Royal gossip was what Rose enjoyed most, however. He was shocked when Princess Margaret, whom he liked, told him that she had destroyed many of the Queen Mother’s letters. ‘I have already filled two big sacks,’ she said, ‘and the servants are so pleased at my cleaning up the mess.’ She spent a week wearing white gloves, going through every drawer and throwing away her mother’s private correspondence, and she eventually filled 30 black bags with papers.
Rose was approached about writing the Queen Mother’s life but he declined. ‘How nice is she really behind the enticing façade?’ he wondered. ‘Would I be censored? Do I really want to devote my remaining years to earning money I don’t really need and a KCVO that would come too late to give me pleasure?’ But he still had his fingers in the pie. The Queen Mother’s official biographer, William Shawcross, confided in Rose, and so did his rival Hugo Vickers, the unofficial biographer, and the competition between the two writers gave Rose a certain amount of malicious pleasure.
The most unlikely of Rose’s royal friends was Sarah Ferguson. After her separation from Prince Andrew, she invited him to Sunningdale for nursery tea with the biggest, richest chocolate cake he had ever seen. When Martin Charteris called her ‘vulgar, vulgar, vulgar’ in a Spectator interview, Rose defended her in his column, and she wrote him a charming letter of thanks. ‘If I am cheerful and noisy,’ she told him, ‘it is not because I am over-confident but because I am insecure.’
Rose was ‘inelegantly’ sacked from the Sunday Telegraph by Dominic Lawson in 1997, when he was 72. In retirement he occupied himself writing his biography of Lord Rothschild, which came out 20 years after King George V. It was not a happy time. He was suffering from cancer. His publishers, Weidenfeld, presumed there was ‘little hope of my producing any lucrative book in the future’, and he had come to dislike his subject deeply. He started work on the journals, his literary legacy, and, always one to plan ahead, eight years before he died he arranged for his memorial service to be held in the Chapel of the Order of the British Empire in St Paul’s.

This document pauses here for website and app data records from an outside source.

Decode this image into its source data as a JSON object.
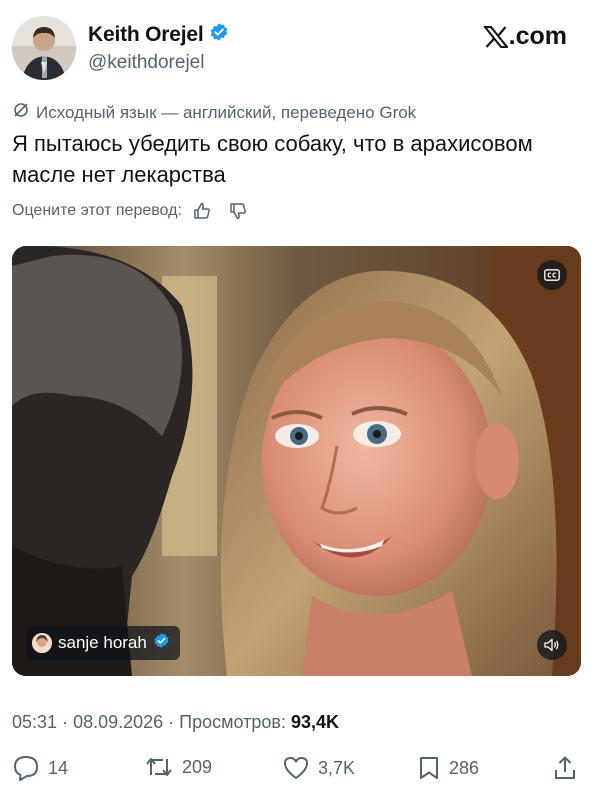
{
  "author": {
    "name": "Keith Orejel",
    "handle": "@keithdorejel",
    "verified": true
  },
  "site": {
    "logo_text": ".com",
    "brand_color": "#0f1419"
  },
  "translation": {
    "note": "Исходный язык — английский, переведено Grok",
    "rate_label": "Оцените этот перевод:"
  },
  "tweet": {
    "text": "Я пытаюсь убедить свою собаку, что в арахисовом масле нет лекарства"
  },
  "media": {
    "tag_name": "sanje horah",
    "tag_verified": true,
    "icons": [
      "closed-captions-icon",
      "volume-icon"
    ]
  },
  "meta": {
    "time": "05:31",
    "date": "08.09.2026",
    "views_label": "Просмотров:",
    "views_value": "93,4K"
  },
  "actions": {
    "replies": "14",
    "reposts": "209",
    "likes": "3,7K",
    "bookmarks": "286"
  },
  "colors": {
    "text_primary": "#0f1419",
    "text_secondary": "#536471",
    "verified_blue": "#1d9bf0"
  }
}
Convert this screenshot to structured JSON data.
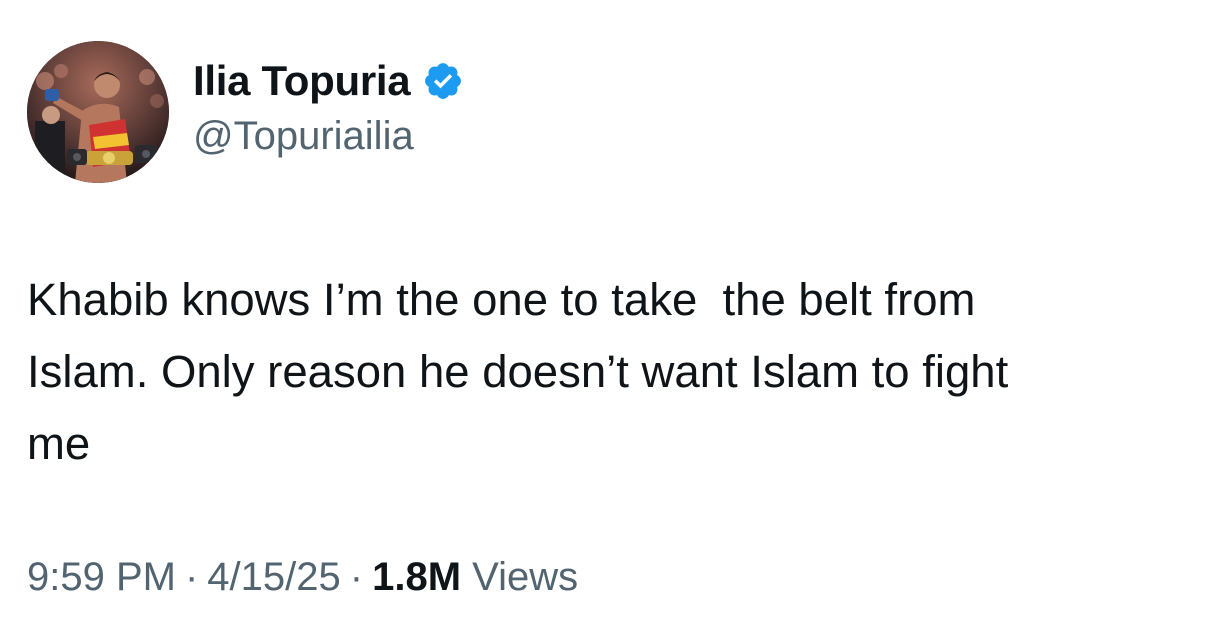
{
  "author": {
    "display_name": "Ilia Topuria",
    "handle": "@Topuriailia",
    "verified": true,
    "verified_icon": "verified-badge-icon",
    "verified_color": "#1d9bf0"
  },
  "tweet": {
    "lines": [
      "Khabib knows I’m the one to take  the belt from",
      "Islam. Only reason he doesn’t want Islam to fight",
      "me"
    ]
  },
  "meta": {
    "time": "9:59 PM",
    "separator": "·",
    "date": "4/15/25",
    "views_count": "1.8M",
    "views_label": "Views"
  },
  "colors": {
    "text_primary": "#0f1419",
    "text_secondary": "#536471",
    "accent": "#1d9bf0",
    "background": "#ffffff"
  }
}
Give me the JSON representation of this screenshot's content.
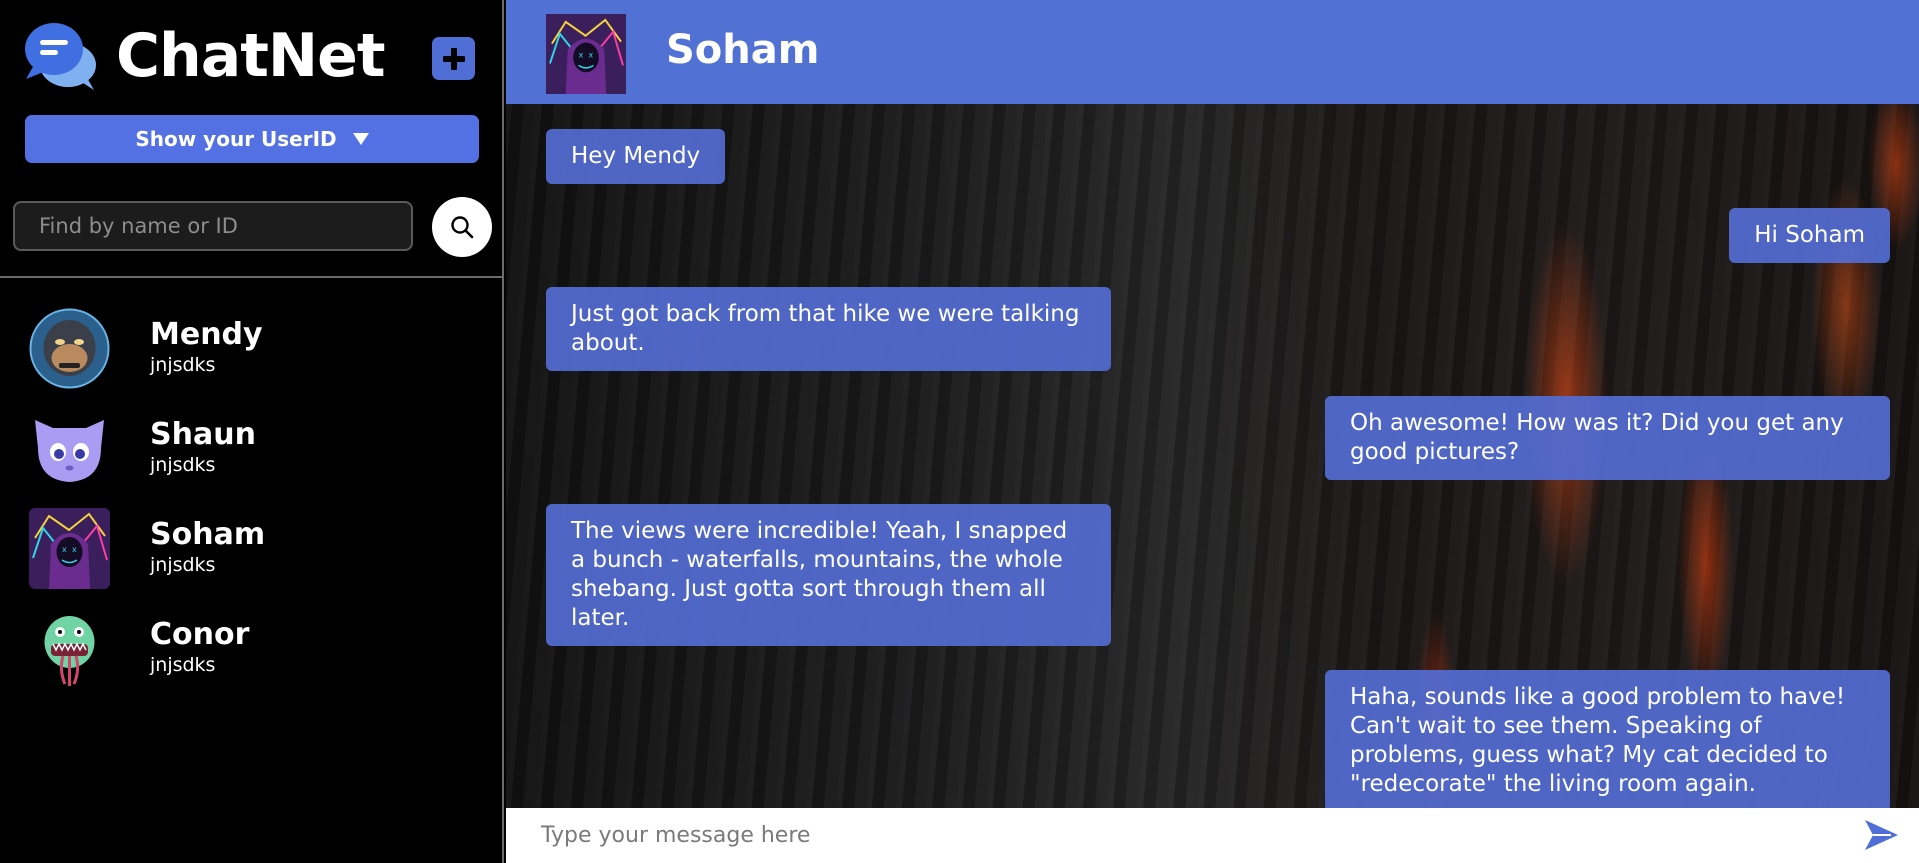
{
  "brand": {
    "title": "ChatNet"
  },
  "sidebar": {
    "userid_button": "Show your UserID",
    "search": {
      "placeholder": "Find by name or ID",
      "value": ""
    },
    "contacts": [
      {
        "name": "Mendy",
        "uid": "jnjsdks",
        "avatar": "gorilla-avatar"
      },
      {
        "name": "Shaun",
        "uid": "jnjsdks",
        "avatar": "purple-cat-avatar"
      },
      {
        "name": "Soham",
        "uid": "jnjsdks",
        "avatar": "hooded-figure-avatar"
      },
      {
        "name": "Conor",
        "uid": "jnjsdks",
        "avatar": "green-monster-avatar"
      }
    ]
  },
  "chat": {
    "title": "Soham",
    "messages": [
      {
        "dir": "in",
        "text": "Hey Mendy"
      },
      {
        "dir": "out",
        "text": "Hi Soham"
      },
      {
        "dir": "in",
        "text": "Just got back from that hike we were talking about."
      },
      {
        "dir": "out",
        "text": "Oh awesome! How was it? Did you get any good pictures?"
      },
      {
        "dir": "in",
        "text": "The views were incredible! Yeah, I snapped a bunch - waterfalls, mountains, the whole shebang. Just gotta sort through them all later."
      },
      {
        "dir": "out",
        "text": "Haha, sounds like a good problem to have! Can't wait to see them. Speaking of problems, guess what? My cat decided to \"redecorate\" the living room again."
      }
    ],
    "composer": {
      "placeholder": "Type your message here",
      "value": ""
    }
  },
  "colors": {
    "accent": "#5471e3",
    "header": "#5271d4",
    "bubble": "#536cd2",
    "sidebar_bg": "#000000"
  }
}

Unobtrusively edited by Thorpe, the diaries reveal Rose warts and all. Ridiculously snobbish, yes, but a courtier who revelled in gossip, which is the lifeblood of biography, and a man who could never resist a good story. His journals are stuffed with juicy plums, and they will become an indispensable source.